“If it enhances audit quality, we ought to be for it,” said John Veihmeyer, chairman and CEO of KPMG LLP. He said he worries some of the measures under discussion by the PCAOB and European Commission would not improve audit quality and would have unintended consequences, including a level of regulation and second-guessing that would create barriers to attracting and retaining top talent to accounting.
Variable optimism, global forces
The firm leaders, who have insight into the C-suite and board room through the public and private companies they serve, said they sense resilience and optimism. But Veihmeyer said the euro-zone crisis, uncertainty in Washington in the run-up to the presidential election, and the potential for a major eruption in the Middle East that would disrupt trade are weighing on the minds of business leaders.
The financial sector is stronger, private equity and deal-making are heating up, and companies appear to be ready to pull the trigger on technology investments, said Chuck Allen, CEO of Crowe Horwath LLP.
But much of the global business outlook “depends on where you sit,” said Steve Howe, managing partner, Ernst & Young. Howe is seeing optimism in the U.S. His firm’s fastest growing market is Brazil and he sees great potential in the BRIC countries. But he called Europe a day-to-day concern. “It’s quite variable,” Howe said.
As public accounting firms expand internationally, providing consistent quality across different and often sprawling markets will be a challenge, panelists said. One way Deloitte is meeting the challenge is through Deloitte University, a staff education initiative designed to cement a single global culture, Freda said.

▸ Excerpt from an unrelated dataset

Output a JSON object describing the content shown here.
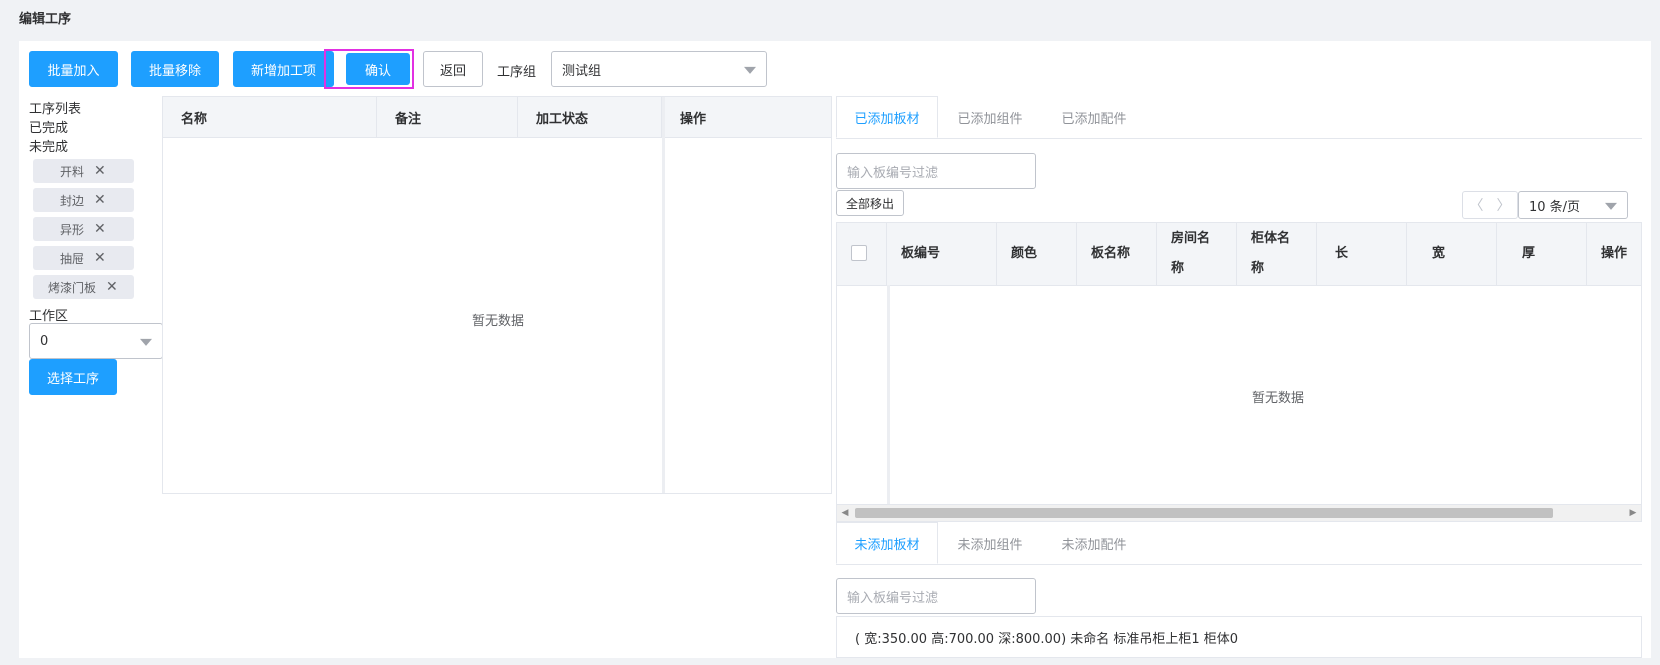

Grant Thornton is focusing on continuous improvement to its methodologies in audit and tax, said Lou Grabowsky, the firm’s chief operating officer. Meanwhile the firm is tracking indicators of quality and developing processes to benchmark its professionals and discover roots of problems through data mining.
KPMG’s Veihmeyer said one of the biggest challenges facing leaders in public accounting is making sure their teams have enough time to serve complex clients.
Jean Hobby, a national assurance sector leader at PwC U.S., said globalization will put an increased importance on one aspect of the human capital equation: diversity.
“It’s now a necessity,” Hobby said. “Ten years from now it will be an absolute requirement.” Some gains in diversity in the profession will happen organically, she said, while others will need leadership to encourage.
—Kim Nilsen (
) is executive editor of the JofA.